[Source data]
★ ★ ★ ★ ★ ★ ★

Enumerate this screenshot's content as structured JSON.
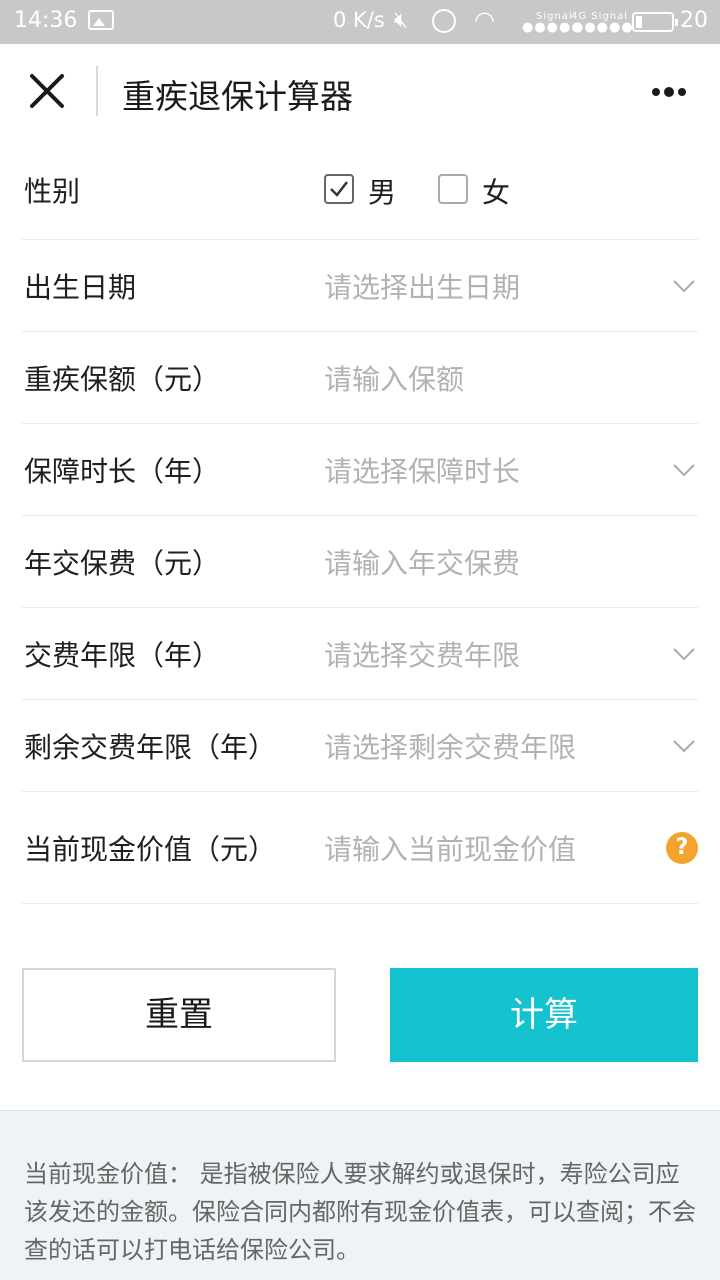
{
  "status_bar": {
    "time": "14:36",
    "net_speed": "0 K/s",
    "signal_label_1": "Signal",
    "signal_label_2": "4G Signal",
    "signal_dots": "●●●●●",
    "battery": "20",
    "icons": [
      "gallery-icon",
      "mute-icon",
      "alarm-icon",
      "wifi-icon",
      "battery-icon"
    ]
  },
  "nav": {
    "title": "重疾退保计算器",
    "close_icon": "close-icon",
    "more_icon": "more-icon"
  },
  "form": {
    "gender": {
      "label": "性别",
      "options": [
        {
          "label": "男",
          "checked": true
        },
        {
          "label": "女",
          "checked": false
        }
      ]
    },
    "fields": [
      {
        "label": "出生日期",
        "placeholder": "请选择出生日期",
        "type": "select"
      },
      {
        "label": "重疾保额（元）",
        "placeholder": "请输入保额",
        "type": "input"
      },
      {
        "label": "保障时长（年）",
        "placeholder": "请选择保障时长",
        "type": "select"
      },
      {
        "label": "年交保费（元）",
        "placeholder": "请输入年交保费",
        "type": "input"
      },
      {
        "label": "交费年限（年）",
        "placeholder": "请选择交费年限",
        "type": "select"
      },
      {
        "label": "剩余交费年限（年）",
        "placeholder": "请选择剩余交费年限",
        "type": "select"
      },
      {
        "label": "当前现金价值（元）",
        "placeholder": "请输入当前现金价值",
        "type": "input-help"
      }
    ],
    "help_glyph": "?"
  },
  "buttons": {
    "reset": "重置",
    "calculate": "计算"
  },
  "note": {
    "text": "当前现金价值： 是指被保险人要求解约或退保时，寿险公司应该发还的金额。保险合同内都附有现金价值表，可以查阅；不会查的话可以打电话给保险公司。"
  },
  "colors": {
    "accent": "#14c3cf",
    "help": "#f4a42d",
    "status_bar": "#c8c8c8",
    "placeholder": "#b2b2b2"
  }
}
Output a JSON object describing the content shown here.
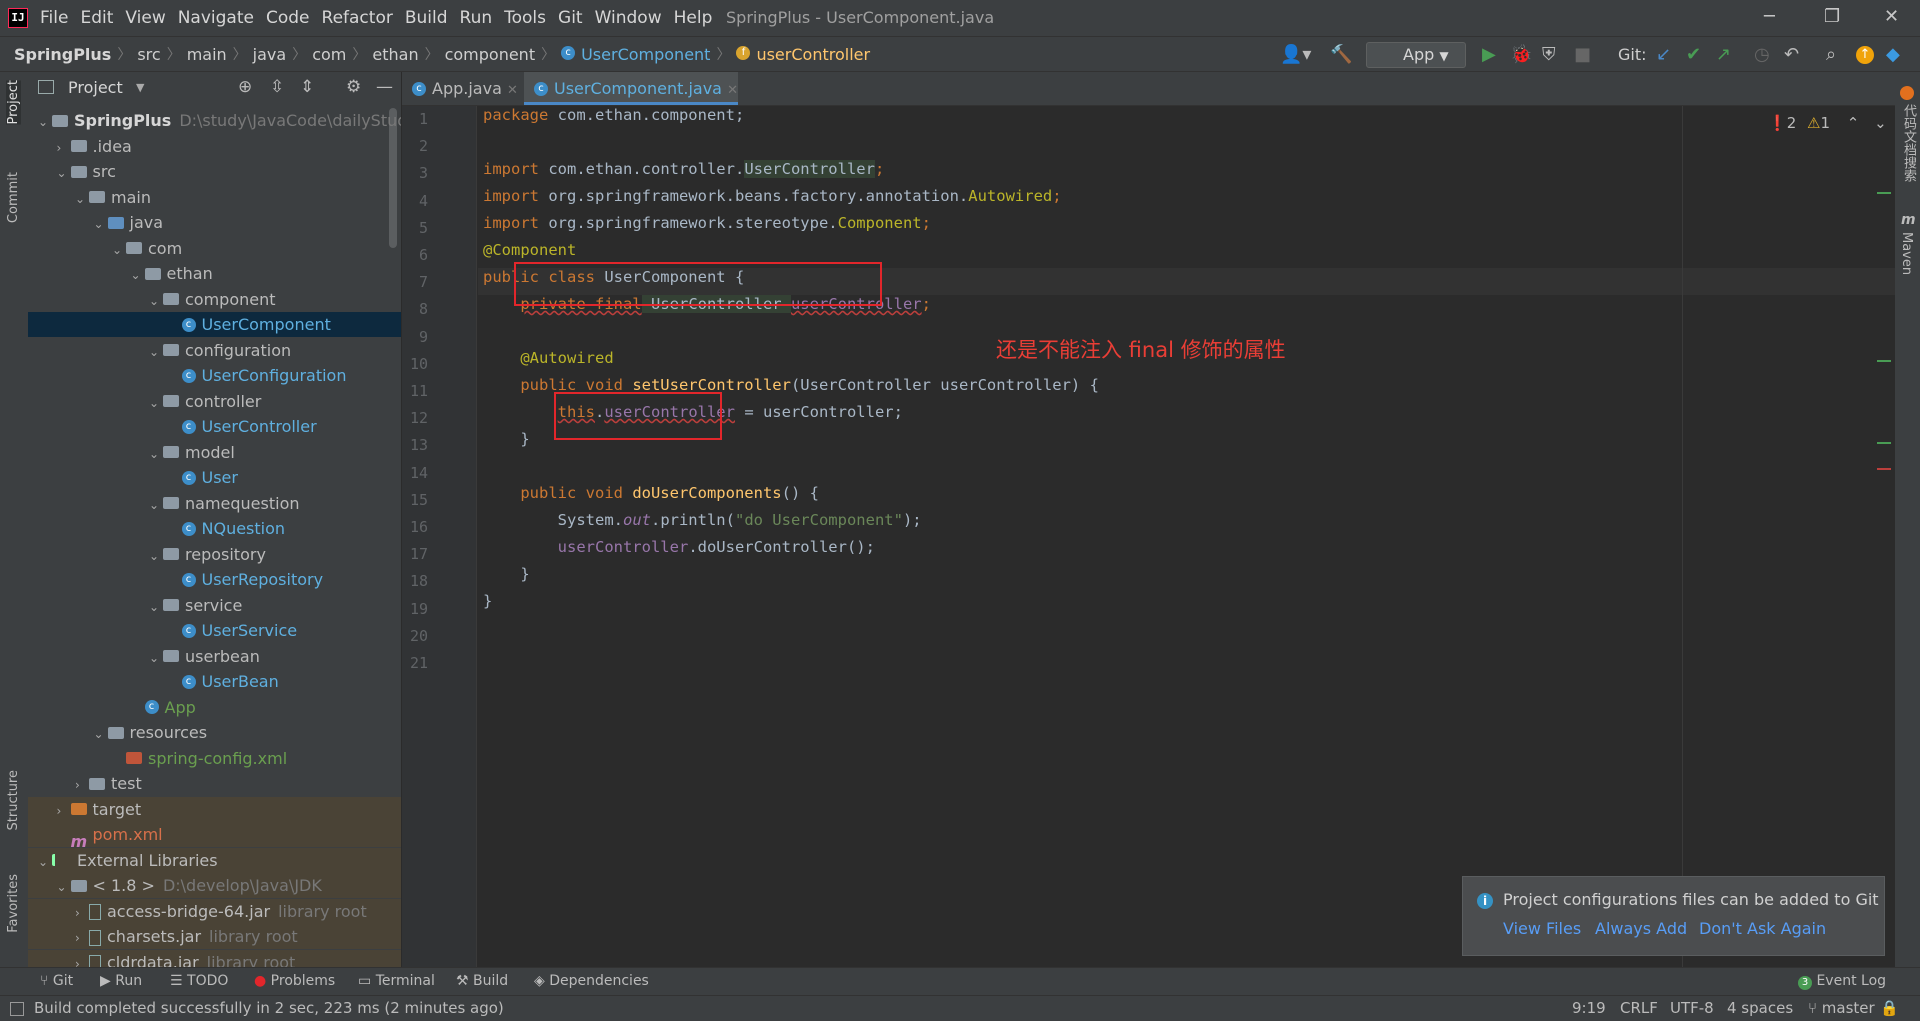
{
  "window": {
    "title": "SpringPlus - UserComponent.java"
  },
  "menu": [
    "File",
    "Edit",
    "View",
    "Navigate",
    "Code",
    "Refactor",
    "Build",
    "Run",
    "Tools",
    "Git",
    "Window",
    "Help"
  ],
  "breadcrumb": [
    "SpringPlus",
    "src",
    "main",
    "java",
    "com",
    "ethan",
    "component",
    "UserComponent",
    "userController"
  ],
  "toolbar": {
    "run_config": "App",
    "git_label": "Git:"
  },
  "project_panel": {
    "title": "Project",
    "tree": [
      {
        "label": "SpringPlus",
        "hint": "D:\\study\\JavaCode\\dailyStudy\\S"
      },
      {
        "label": ".idea"
      },
      {
        "label": "src"
      },
      {
        "label": "main"
      },
      {
        "label": "java"
      },
      {
        "label": "com"
      },
      {
        "label": "ethan"
      },
      {
        "label": "component"
      },
      {
        "label": "UserComponent"
      },
      {
        "label": "configuration"
      },
      {
        "label": "UserConfiguration"
      },
      {
        "label": "controller"
      },
      {
        "label": "UserController"
      },
      {
        "label": "model"
      },
      {
        "label": "User"
      },
      {
        "label": "namequestion"
      },
      {
        "label": "NQuestion"
      },
      {
        "label": "repository"
      },
      {
        "label": "UserRepository"
      },
      {
        "label": "service"
      },
      {
        "label": "UserService"
      },
      {
        "label": "userbean"
      },
      {
        "label": "UserBean"
      },
      {
        "label": "App"
      },
      {
        "label": "resources"
      },
      {
        "label": "spring-config.xml"
      },
      {
        "label": "test"
      },
      {
        "label": "target"
      },
      {
        "label": "pom.xml"
      },
      {
        "label": "External Libraries"
      },
      {
        "label": "< 1.8 >",
        "hint": "D:\\develop\\Java\\JDK"
      },
      {
        "label": "access-bridge-64.jar",
        "hint": "library root"
      },
      {
        "label": "charsets.jar",
        "hint": "library root"
      },
      {
        "label": "cldrdata.jar",
        "hint": "library root"
      }
    ]
  },
  "left_stripe": {
    "project": "Project",
    "commit": "Commit",
    "structure": "Structure",
    "favorites": "Favorites"
  },
  "right_stripe": {
    "plugin": "代码文档搜索",
    "maven": "Maven"
  },
  "editor": {
    "tabs": [
      "App.java",
      "UserComponent.java"
    ],
    "line_numbers": [
      "1",
      "2",
      "3",
      "4",
      "5",
      "6",
      "7",
      "8",
      "9",
      "10",
      "11",
      "12",
      "13",
      "14",
      "15",
      "16",
      "17",
      "18",
      "19",
      "20",
      "21"
    ],
    "inspection": {
      "errors": "2",
      "warnings": "1"
    },
    "code": {
      "l1_kw": "package",
      "l1_rest": " com.ethan.component;",
      "l3_kw": "import",
      "l3_a": " com.ethan.controller.",
      "l3_b": "UserController",
      "l3_c": ";",
      "l4_kw": "import",
      "l4_a": " org.springframework.beans.factory.annotation.",
      "l4_b": "Autowired",
      "l4_c": ";",
      "l5_kw": "import",
      "l5_a": " org.springframework.stereotype.",
      "l5_b": "Component",
      "l5_c": ";",
      "l7": "@Component",
      "l8_kw": "public class",
      "l8_rest": " UserComponent {",
      "l9_kw": "private final",
      "l9_type": " UserController ",
      "l9_field": "userController",
      "l9_semi": ";",
      "l11": "@Autowired",
      "l12_kw": "public void",
      "l12_m": " setUserController",
      "l12_rest": "(UserController userController) {",
      "l13_this": "this",
      "l13_dot": ".",
      "l13_field": "userController",
      "l13_rest": " = userController;",
      "l14": "}",
      "l16_kw": "public void",
      "l16_m": " doUserComponents",
      "l16_rest": "() {",
      "l17_a": "System.",
      "l17_out": "out",
      "l17_b": ".println(",
      "l17_str": "\"do UserComponent\"",
      "l17_c": ");",
      "l18_field": "userController",
      "l18_rest": ".doUserController();",
      "l19": "}",
      "l20": "}"
    }
  },
  "annotation_note": "还是不能注入 final 修饰的属性",
  "notification": {
    "message": "Project configurations files can be added to Git",
    "links": [
      "View Files",
      "Always Add",
      "Don't Ask Again"
    ]
  },
  "bottom_tools": [
    "Git",
    "Run",
    "TODO",
    "Problems",
    "Terminal",
    "Build",
    "Dependencies"
  ],
  "event_log": {
    "count": "3",
    "label": "Event Log"
  },
  "status": {
    "message": "Build completed successfully in 2 sec, 223 ms (2 minutes ago)",
    "position": "9:19",
    "line_sep": "CRLF",
    "encoding": "UTF-8",
    "indent": "4 spaces",
    "branch": "master"
  },
  "colors": {
    "accent": "#4a88c7",
    "error": "#e2262b",
    "note": "#ea3e36",
    "link": "#589df6"
  }
}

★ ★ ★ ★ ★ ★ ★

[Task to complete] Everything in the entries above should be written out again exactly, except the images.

[Expected answer]
Enumerate this screenshot's content as structured JSON.
{
  "status_bar": {
    "time": "14:36",
    "net_speed": "0 K/s",
    "signal_label_1": "Signal",
    "signal_label_2": "4G Signal",
    "signal_dots": "●●●●●",
    "battery": "20",
    "icons": [
      "gallery-icon",
      "mute-icon",
      "alarm-icon",
      "wifi-icon",
      "battery-icon"
    ]
  },
  "nav": {
    "title": "重疾退保计算器",
    "close_icon": "close-icon",
    "more_icon": "more-icon"
  },
  "form": {
    "gender": {
      "label": "性别",
      "options": [
        {
          "label": "男",
          "checked": true
        },
        {
          "label": "女",
          "checked": false
        }
      ]
    },
    "fields": [
      {
        "label": "出生日期",
        "placeholder": "请选择出生日期",
        "type": "select"
      },
      {
        "label": "重疾保额（元）",
        "placeholder": "请输入保额",
        "type": "input"
      },
      {
        "label": "保障时长（年）",
        "placeholder": "请选择保障时长",
        "type": "select"
      },
      {
        "label": "年交保费（元）",
        "placeholder": "请输入年交保费",
        "type": "input"
      },
      {
        "label": "交费年限（年）",
        "placeholder": "请选择交费年限",
        "type": "select"
      },
      {
        "label": "剩余交费年限（年）",
        "placeholder": "请选择剩余交费年限",
        "type": "select"
      },
      {
        "label": "当前现金价值（元）",
        "placeholder": "请输入当前现金价值",
        "type": "input-help"
      }
    ],
    "help_glyph": "?"
  },
  "buttons": {
    "reset": "重置",
    "calculate": "计算"
  },
  "note": {
    "text": "当前现金价值： 是指被保险人要求解约或退保时，寿险公司应该发还的金额。保险合同内都附有现金价值表，可以查阅；不会查的话可以打电话给保险公司。"
  },
  "colors": {
    "accent": "#14c3cf",
    "help": "#f4a42d",
    "status_bar": "#c8c8c8",
    "placeholder": "#b2b2b2"
  }
}
Output a JSON object describing the content shown here.
{
  "window": {
    "title": "SpringPlus - UserComponent.java"
  },
  "menu": [
    "File",
    "Edit",
    "View",
    "Navigate",
    "Code",
    "Refactor",
    "Build",
    "Run",
    "Tools",
    "Git",
    "Window",
    "Help"
  ],
  "breadcrumb": [
    "SpringPlus",
    "src",
    "main",
    "java",
    "com",
    "ethan",
    "component",
    "UserComponent",
    "userController"
  ],
  "toolbar": {
    "run_config": "App",
    "git_label": "Git:"
  },
  "project_panel": {
    "title": "Project",
    "tree": [
      {
        "label": "SpringPlus",
        "hint": "D:\\study\\JavaCode\\dailyStudy\\S"
      },
      {
        "label": ".idea"
      },
      {
        "label": "src"
      },
      {
        "label": "main"
      },
      {
        "label": "java"
      },
      {
        "label": "com"
      },
      {
        "label": "ethan"
      },
      {
        "label": "component"
      },
      {
        "label": "UserComponent"
      },
      {
        "label": "configuration"
      },
      {
        "label": "UserConfiguration"
      },
      {
        "label": "controller"
      },
      {
        "label": "UserController"
      },
      {
        "label": "model"
      },
      {
        "label": "User"
      },
      {
        "label": "namequestion"
      },
      {
        "label": "NQuestion"
      },
      {
        "label": "repository"
      },
      {
        "label": "UserRepository"
      },
      {
        "label": "service"
      },
      {
        "label": "UserService"
      },
      {
        "label": "userbean"
      },
      {
        "label": "UserBean"
      },
      {
        "label": "App"
      },
      {
        "label": "resources"
      },
      {
        "label": "spring-config.xml"
      },
      {
        "label": "test"
      },
      {
        "label": "target"
      },
      {
        "label": "pom.xml"
      },
      {
        "label": "External Libraries"
      },
      {
        "label": "< 1.8 >",
        "hint": "D:\\develop\\Java\\JDK"
      },
      {
        "label": "access-bridge-64.jar",
        "hint": "library root"
      },
      {
        "label": "charsets.jar",
        "hint": "library root"
      },
      {
        "label": "cldrdata.jar",
        "hint": "library root"
      }
    ]
  },
  "left_stripe": {
    "project": "Project",
    "commit": "Commit",
    "structure": "Structure",
    "favorites": "Favorites"
  },
  "right_stripe": {
    "plugin": "代码文档搜索",
    "maven": "Maven"
  },
  "editor": {
    "tabs": [
      "App.java",
      "UserComponent.java"
    ],
    "line_numbers": [
      "1",
      "2",
      "3",
      "4",
      "5",
      "6",
      "7",
      "8",
      "9",
      "10",
      "11",
      "12",
      "13",
      "14",
      "15",
      "16",
      "17",
      "18",
      "19",
      "20",
      "21"
    ],
    "inspection": {
      "errors": "2",
      "warnings": "1"
    },
    "code": {
      "l1_kw": "package",
      "l1_rest": " com.ethan.component;",
      "l3_kw": "import",
      "l3_a": " com.ethan.controller.",
      "l3_b": "UserController",
      "l3_c": ";",
      "l4_kw": "import",
      "l4_a": " org.springframework.beans.factory.annotation.",
      "l4_b": "Autowired",
      "l4_c": ";",
      "l5_kw": "import",
      "l5_a": " org.springframework.stereotype.",
      "l5_b": "Component",
      "l5_c": ";",
      "l7": "@Component",
      "l8_kw": "public class",
      "l8_rest": " UserComponent {",
      "l9_kw": "private final",
      "l9_type": " UserController ",
      "l9_field": "userController",
      "l9_semi": ";",
      "l11": "@Autowired",
      "l12_kw": "public void",
      "l12_m": " setUserController",
      "l12_rest": "(UserController userController) {",
      "l13_this": "this",
      "l13_dot": ".",
      "l13_field": "userController",
      "l13_rest": " = userController;",
      "l14": "}",
      "l16_kw": "public void",
      "l16_m": " doUserComponents",
      "l16_rest": "() {",
      "l17_a": "System.",
      "l17_out": "out",
      "l17_b": ".println(",
      "l17_str": "\"do UserComponent\"",
      "l17_c": ");",
      "l18_field": "userController",
      "l18_rest": ".doUserController();",
      "l19": "}",
      "l20": "}"
    }
  },
  "annotation_note": "还是不能注入 final 修饰的属性",
  "notification": {
    "message": "Project configurations files can be added to Git",
    "links": [
      "View Files",
      "Always Add",
      "Don't Ask Again"
    ]
  },
  "bottom_tools": [
    "Git",
    "Run",
    "TODO",
    "Problems",
    "Terminal",
    "Build",
    "Dependencies"
  ],
  "event_log": {
    "count": "3",
    "label": "Event Log"
  },
  "status": {
    "message": "Build completed successfully in 2 sec, 223 ms (2 minutes ago)",
    "position": "9:19",
    "line_sep": "CRLF",
    "encoding": "UTF-8",
    "indent": "4 spaces",
    "branch": "master"
  },
  "colors": {
    "accent": "#4a88c7",
    "error": "#e2262b",
    "note": "#ea3e36",
    "link": "#589df6"
  }
}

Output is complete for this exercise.